I mentioned virtual goods. The protocol would manage ownership of all virtual objects, but would not care about the properties of an object. A laser gun might fire in your VR (you could write custom code to bring the item to life), and multiple VRs could share code to make objects compatible and active in many places, but a good would not be expected to function everywhere.
VNet asset management would take precedence over local VR asset management. In other words, if your VR sold/gave a virtual good to a user, the VR could not take it back unless voluntarily given by the user. That user could give the item to other users — although in theory you could build a virtual-good registry system of your own to counteract this if it was important to you.
In my VNet metaverse, unlimited currencies could be supported (including government fiat like US$), but the protocol would offer a default currency called vCoin. Like the protocol itself, vCoin would not be controlled by an entity, but would be algorithmic.
CNet would also have a VNet Basic Income, which would redistribute a portion of all vCoin economic activity to all active accounts on a weekly basis (also serving to make people want more places to spend this vCoin and thus creating an positive adoption loop that would make vCoin stronger and stronger). An important feature of my metaverse is that a person can only have one account, even if they can create multiple personas (more on this below).
The network could also be extended with any kind of software application (from semi-intelligent bots to video conferencing apps). And of course while the default would be to enable user privacy, individual users would be able to sacrifice their data privacy in exchange for usage of certain applications.
The protocol would be agnostic about 3D rendering versus audio/video versus 2D text/graphics, although the default would be 3D rendering with the other two being partial or whole sensory takeovers.
How, of course, VNet gets rendered in a human brain is the most fantastical part of this vision.
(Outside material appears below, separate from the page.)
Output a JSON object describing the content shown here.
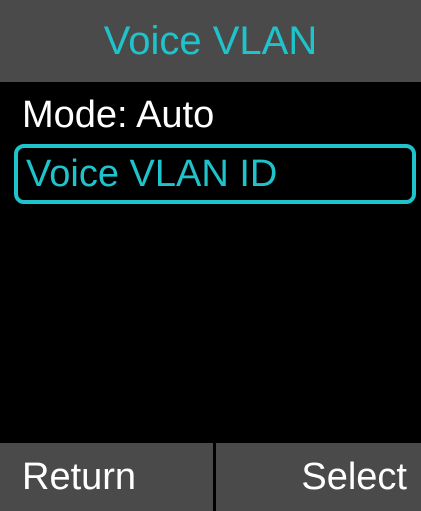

Most of what I have written above is doable with today’s technology, but the real reason why a metaverse doesn’t exist yet is the input/output form function still sucks. To put it bluntly: only early adopters will put up with clunky hardware. IO form function wasn’t good enough in the Habitat era, nor the Second Life era, nor this current era. We still need a major leap forward.
The fiction part of this says that our neuroscience+software technology gets to the point where we can non-intrusively send signals into, and read signals from, the brain. In the story, people use “trodes” — 3 small devices that you attach to your temple and the base of your neck. Thus if you are troded into VNet and try to raise your virtual arm, the system would understand the brain signals just as your body does. Movement would happen without joysticks or keyboards.
The wearable hardware required to support the trodes could be very minimal. I’m also assuming ubiquitous high-bandwidth wireless networks. Again, keeping with the decentralized nature of this metaverse, you could have many manufacturers of trode systems, which support different and evolving standards for graphics and code rendering, as long as the method effectively transmitted this into the human brain and was able to take signals out.
The key thing to note is that anything that tries to break or hack the key elements of the protocol would be treated as incompatible with the network.
I’m still hoping that a metaverse arrives in my lifetime. Thanks for letting me get wonky on you. The virtual world isn’t the most important part of the story, but writing the book was a fun opportunity to think through all of this.